AIM OF THE TASK = Check the records below line by line, and report how many lines include the string "title". No other words are needed.

INPUT DATA =
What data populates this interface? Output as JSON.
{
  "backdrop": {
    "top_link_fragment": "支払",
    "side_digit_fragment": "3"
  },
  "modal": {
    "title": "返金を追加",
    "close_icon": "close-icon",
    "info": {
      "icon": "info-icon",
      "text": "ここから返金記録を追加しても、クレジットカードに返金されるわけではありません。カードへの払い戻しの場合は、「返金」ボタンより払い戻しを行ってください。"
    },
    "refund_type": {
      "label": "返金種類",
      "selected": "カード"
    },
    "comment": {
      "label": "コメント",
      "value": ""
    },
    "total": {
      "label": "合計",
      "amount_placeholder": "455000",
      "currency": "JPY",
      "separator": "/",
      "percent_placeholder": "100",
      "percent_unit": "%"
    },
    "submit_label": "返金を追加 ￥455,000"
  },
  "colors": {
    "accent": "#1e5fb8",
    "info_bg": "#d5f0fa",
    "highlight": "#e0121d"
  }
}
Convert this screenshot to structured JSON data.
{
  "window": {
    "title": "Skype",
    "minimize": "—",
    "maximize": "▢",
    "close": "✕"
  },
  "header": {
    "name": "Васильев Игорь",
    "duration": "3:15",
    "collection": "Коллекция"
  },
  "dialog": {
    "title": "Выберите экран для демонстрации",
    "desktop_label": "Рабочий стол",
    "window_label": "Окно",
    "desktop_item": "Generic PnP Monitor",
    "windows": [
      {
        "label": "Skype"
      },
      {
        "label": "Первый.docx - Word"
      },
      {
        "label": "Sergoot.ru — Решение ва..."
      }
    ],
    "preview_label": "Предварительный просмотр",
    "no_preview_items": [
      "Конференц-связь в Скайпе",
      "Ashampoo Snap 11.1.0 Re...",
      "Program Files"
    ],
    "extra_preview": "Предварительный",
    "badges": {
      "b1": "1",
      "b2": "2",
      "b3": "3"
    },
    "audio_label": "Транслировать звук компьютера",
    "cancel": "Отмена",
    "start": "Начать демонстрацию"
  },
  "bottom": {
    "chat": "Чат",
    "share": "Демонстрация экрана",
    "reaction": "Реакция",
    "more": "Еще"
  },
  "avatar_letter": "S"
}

ANSWER AREA = 3